Shares in Hewlett-Packard dropped as much as 12 per cent in early trading on Wednesday following the company’s decision to slash its revenue forecast for its current fiscal year by $2bn late the day before.
For Léo Apotheker, who took over as chief executive four months ago, the sharp sell-off was a stark indication of the depth of the unease that has spread among HP investors.
Far from being encouraged by signs of short-term improvements in profit margins, Wall Street focused on a more troubling prospect: that the wide-ranging technology conglomerate had cut too deeply into costs in the past, that this was starting to hamper its revenue growth, and that efforts to rebuild its competitiveness in markets ranging from tablet computers to services would dent profits in the future.
The sell-off came the day after HP also reported that revenue for the first complete quarter in which Mr Apotheker was at the helm had fallen short of its own forecast, as consumer PC sales slumped and it suffered an unexpected setback in the IT services business.
Mr Apotheker blamed the services shortfall on “glitches” in parts of its operations that he hoped would be fixed by an overhaul under way in its sales and marketing efforts. He also warned against reading too much into weakness in its consumer PC operations, which had been felt across the entire PC market in recent months.
“You need to take it a little bit in stride,” he told the Financial Times, as he issued a strong endorsement for HP’s broad-ranging strategy, which spans both consumer and business businesses.

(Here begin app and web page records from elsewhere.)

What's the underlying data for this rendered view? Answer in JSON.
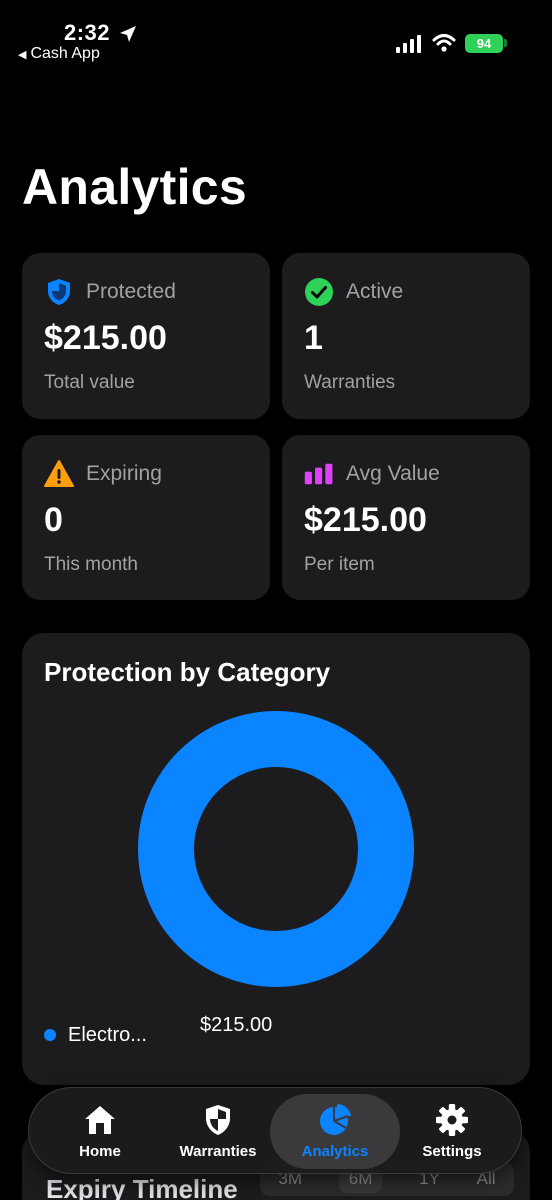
{
  "status_bar": {
    "time": "2:32",
    "back_app": "Cash App",
    "battery": "94"
  },
  "page": {
    "title": "Analytics"
  },
  "cards": {
    "protected": {
      "label": "Protected",
      "value": "$215.00",
      "sub": "Total value"
    },
    "active": {
      "label": "Active",
      "value": "1",
      "sub": "Warranties"
    },
    "expiring": {
      "label": "Expiring",
      "value": "0",
      "sub": "This month"
    },
    "avg": {
      "label": "Avg Value",
      "value": "$215.00",
      "sub": "Per item"
    }
  },
  "category": {
    "title": "Protection by Category",
    "legend": [
      {
        "name": "Electro...",
        "value": "$215.00",
        "color": "#0a84ff"
      }
    ]
  },
  "chart_data": {
    "type": "pie",
    "title": "Protection by Category",
    "categories": [
      "Electro..."
    ],
    "values": [
      215.0
    ]
  },
  "timeline": {
    "title": "Expiry Timeline",
    "ranges": [
      "3M",
      "6M",
      "1Y",
      "All"
    ],
    "selected": "6M"
  },
  "tab_bar": {
    "tabs": [
      {
        "label": "Home",
        "icon": "house-icon"
      },
      {
        "label": "Warranties",
        "icon": "shield-icon"
      },
      {
        "label": "Analytics",
        "icon": "pie-chart-icon"
      },
      {
        "label": "Settings",
        "icon": "gear-icon"
      }
    ],
    "active": "Analytics"
  },
  "colors": {
    "accent": "#0a84ff",
    "success": "#30d158",
    "warning": "#ff9f0a",
    "magenta": "#bf5af2",
    "card_bg": "#1c1c1e"
  }
}
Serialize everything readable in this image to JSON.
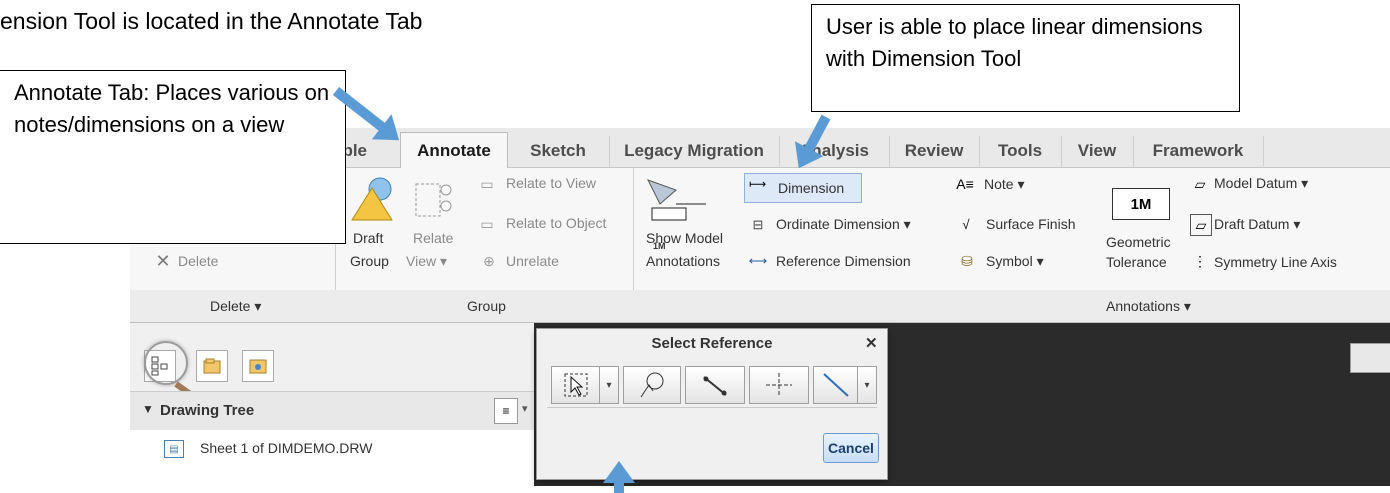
{
  "doc": {
    "caption": "ension Tool is located in the Annotate Tab",
    "callout_annotate": "Annotate Tab: Places various on notes/dimensions on a view",
    "callout_dimension": "User is able to place linear dimensions with Dimension Tool"
  },
  "tabs": [
    "able",
    "Annotate",
    "Sketch",
    "Legacy Migration",
    "Analysis",
    "Review",
    "Tools",
    "View",
    "Framework"
  ],
  "active_tab": "Annotate",
  "ribbon": {
    "delete": "Delete",
    "draft_group": "Draft\nGroup",
    "draft": "Draft",
    "group": "Group",
    "relate": "Relate",
    "view_dd": "View ▾",
    "relate_to_view": "Relate to View",
    "relate_to_object": "Relate to Object",
    "unrelate": "Unrelate",
    "show_model": "Show Model",
    "annotations": "Annotations",
    "dimension": "Dimension",
    "ordinate_dimension": "Ordinate Dimension ▾",
    "reference_dimension": "Reference Dimension",
    "note": "Note ▾",
    "surface_finish": "Surface Finish",
    "symbol": "Symbol ▾",
    "geometric": "Geometric",
    "tolerance": "Tolerance",
    "model_datum": "Model Datum ▾",
    "draft_datum": "Draft Datum ▾",
    "symmetry_line_axis": "Symmetry Line Axis",
    "gtol_icon_text": "1M",
    "show_model_icon_text": "1M"
  },
  "groups": {
    "delete": "Delete ▾",
    "group": "Group",
    "annotations": "Annotations ▾"
  },
  "sidebar": {
    "drawing_tree": "Drawing Tree",
    "sheet": "Sheet 1 of DIMDEMO.DRW"
  },
  "dialog": {
    "title": "Select Reference",
    "close": "✕",
    "cancel": "Cancel"
  },
  "colors": {
    "arrow": "#5b9bd5",
    "canvas": "#2b2b2b"
  }
}
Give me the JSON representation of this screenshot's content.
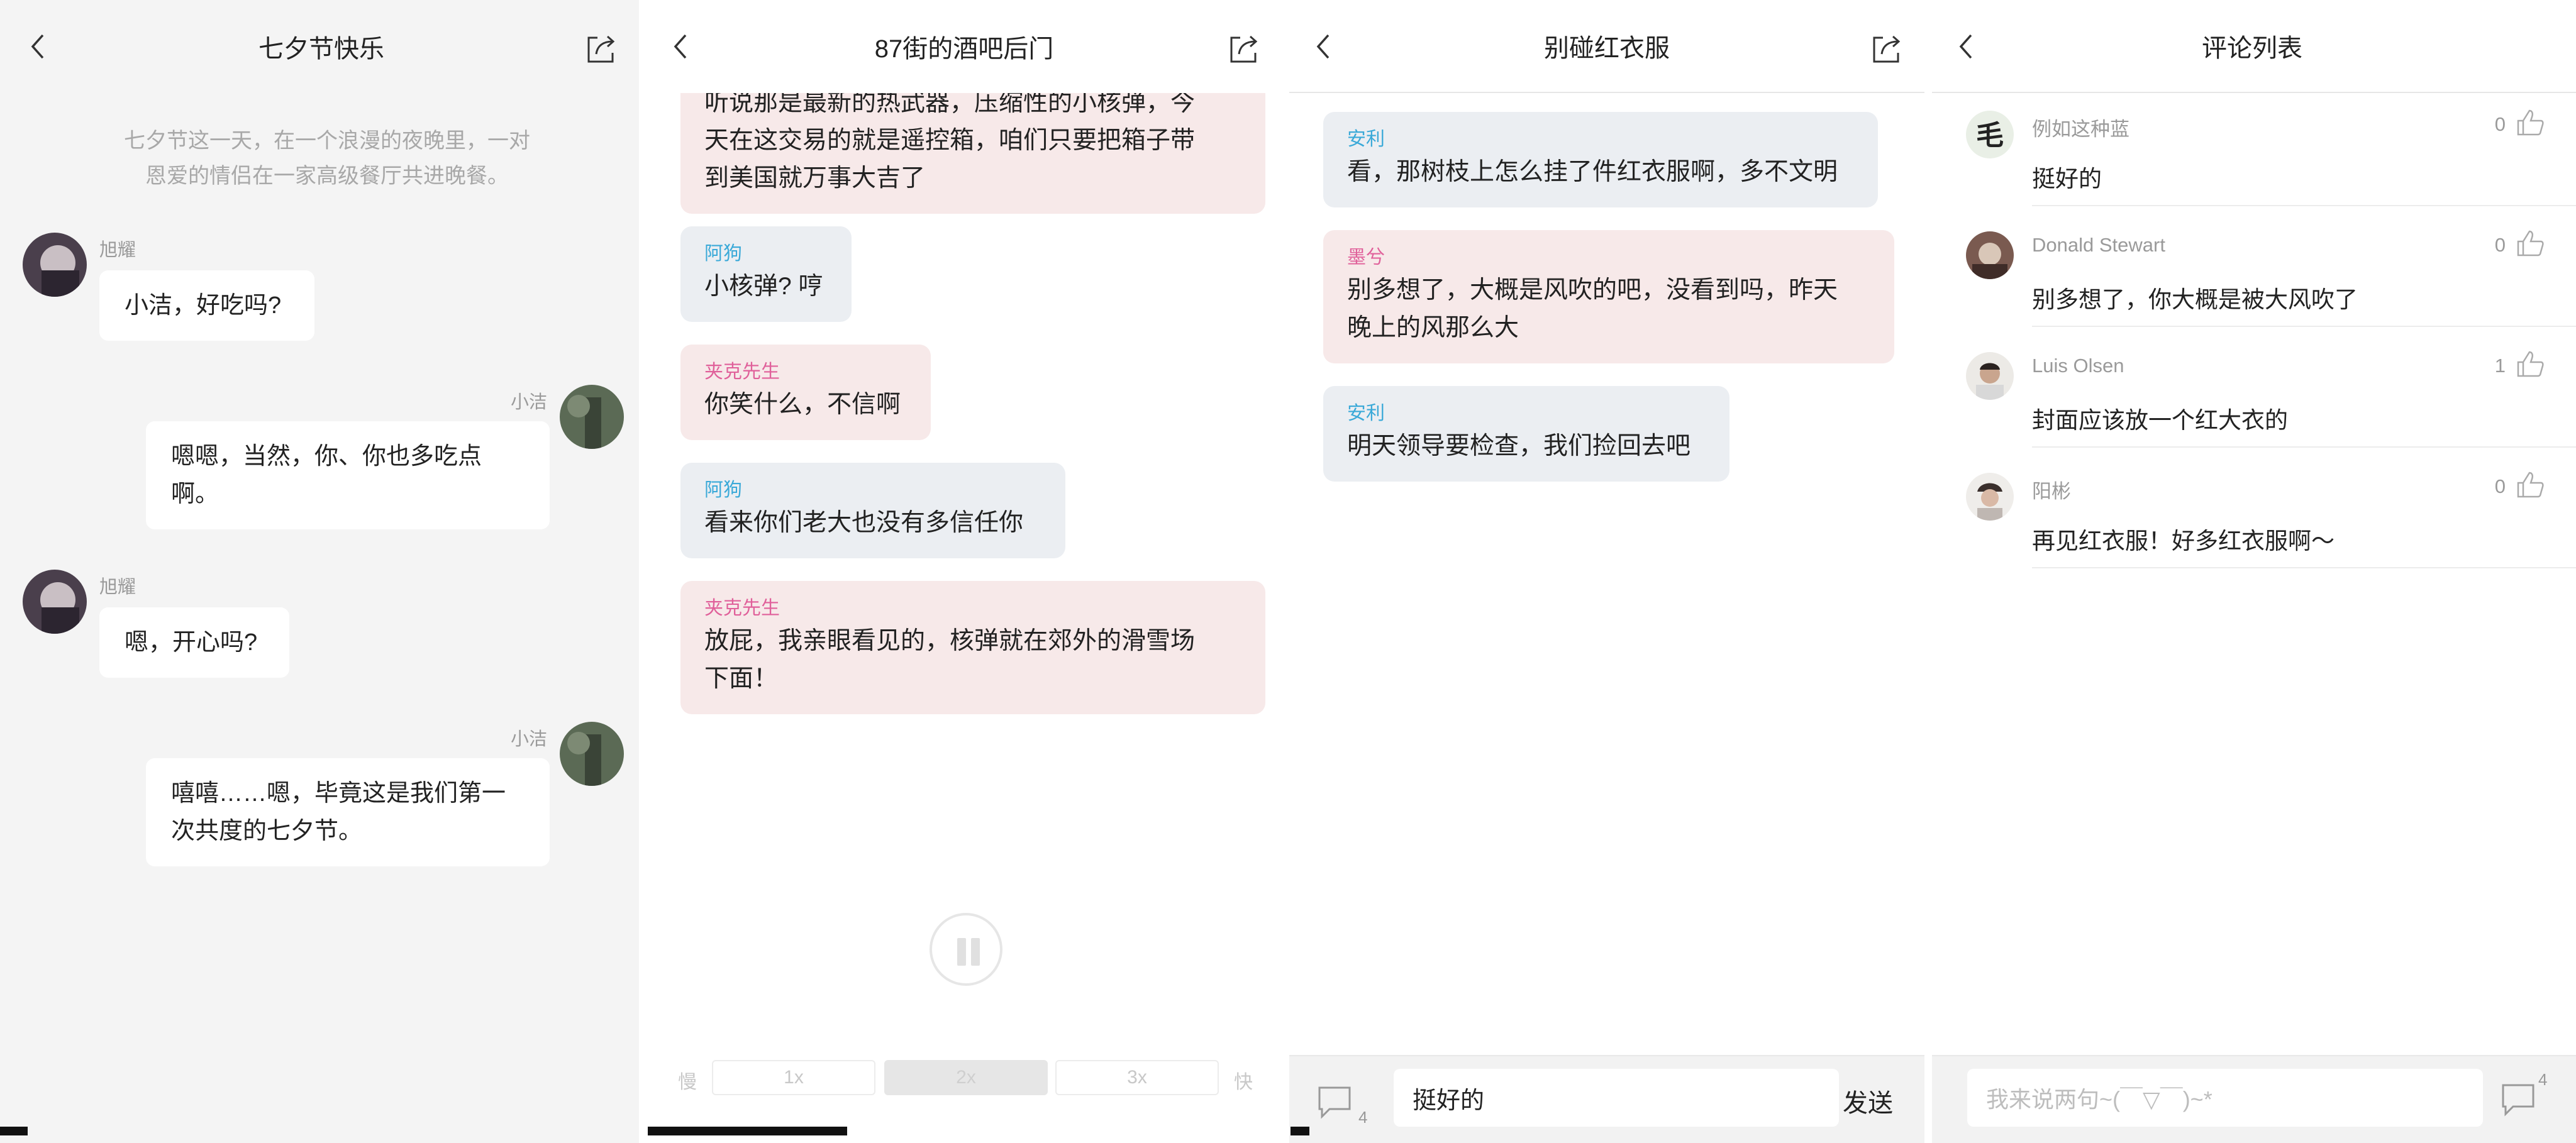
{
  "panel1": {
    "title": "七夕节快乐",
    "intro_line1": "七夕节这一天，在一个浪漫的夜晚里，一对",
    "intro_line2": "恩爱的情侣在一家高级餐厅共进晚餐。",
    "messages": [
      {
        "name": "旭耀",
        "line1": "小洁，好吃吗?",
        "line2": ""
      },
      {
        "name": "小洁",
        "line1": "嗯嗯，当然，你、你也多吃点",
        "line2": "啊。"
      },
      {
        "name": "旭耀",
        "line1": "嗯，开心吗?",
        "line2": ""
      },
      {
        "name": "小洁",
        "line1": "嘻嘻……嗯，毕竟这是我们第一",
        "line2": "次共度的七夕节。"
      }
    ]
  },
  "panel2": {
    "title": "87街的酒吧后门",
    "messages": [
      {
        "name": "",
        "line1": "听说那是最新的热武器，压缩性的小核弹，今",
        "line2": "天在这交易的就是遥控箱，咱们只要把箱子带",
        "line3": "到美国就万事大吉了"
      },
      {
        "name": "阿狗",
        "line1": "小核弹? 哼"
      },
      {
        "name": "夹克先生",
        "line1": "你笑什么，不信啊"
      },
      {
        "name": "阿狗",
        "line1": "看来你们老大也没有多信任你"
      },
      {
        "name": "夹克先生",
        "line1": "放屁，我亲眼看见的，核弹就在郊外的滑雪场",
        "line2": "下面！"
      }
    ],
    "speed": {
      "slow": "慢",
      "fast": "快",
      "options": [
        "1x",
        "2x",
        "3x"
      ],
      "selected": "2x"
    },
    "progress": 0.31
  },
  "panel3": {
    "title": "别碰红衣服",
    "messages": [
      {
        "name": "安利",
        "line1": "看，那树枝上怎么挂了件红衣服啊，多不文明"
      },
      {
        "name": "墨兮",
        "line1": "别多想了，大概是风吹的吧，没看到吗，昨天",
        "line2": "晚上的风那么大"
      },
      {
        "name": "安利",
        "line1": "明天领导要检查，我们捡回去吧"
      }
    ],
    "input_value": "挺好的",
    "send_label": "发送",
    "comment_count": "4",
    "progress": 0.015
  },
  "panel4": {
    "title": "评论列表",
    "comments": [
      {
        "user": "例如这种蓝",
        "text": "挺好的",
        "likes": "0"
      },
      {
        "user": "Donald Stewart",
        "text": "别多想了，你大概是被大风吹了",
        "likes": "0"
      },
      {
        "user": "Luis Olsen",
        "text": "封面应该放一个红大衣的",
        "likes": "1"
      },
      {
        "user": "阳彬",
        "text": "再见红衣服！好多红衣服啊～",
        "likes": "0"
      }
    ],
    "avatar_glyph": "毛",
    "input_placeholder": "我来说两句~(￣▽￣)~*",
    "comment_count": "4"
  },
  "colors": {
    "name_cyan": "#3aa9d8",
    "name_pink": "#e0609a",
    "bubble_blue": "#ebeef2",
    "bubble_pink": "#f7e9e9"
  }
}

While the consumer market may be weaker now, he said, a presence there was essential given the “consumerisation” of IT in recent years, which has seen consumer technology trends eventually influence corporate buying patterns.
In a hint that HP did not plan to play in all areas of the mass consumer business, though, he said that the “sweet spot” in the business on which he has set his sights is the market for “prosumers”, or professionally minded consumers.
Whether HP can position itself for these trends, and at what cost, are questions that are now playing on investors’ minds. Mark Hurd, who resigned as CEO last August, set the stage for the push deeper into services and new touchscreen computing devices, through the purchases of EDS and Palm; but it has fallen to Mr Apotheker to prove these acquisitions can enable HP to make up lost ground against rivals such as IBM and Apple.
To some observers, Wall Street’s knee-jerk reaction seemed excessive. “If I were in their shoes, I would be properly cautious,” said Frank Gillett, an analyst at Forrester. For HP investors, though, it will be a nervous wait until March 14, when Mr Apotheker has promised the first in-depth look into his plans for HP.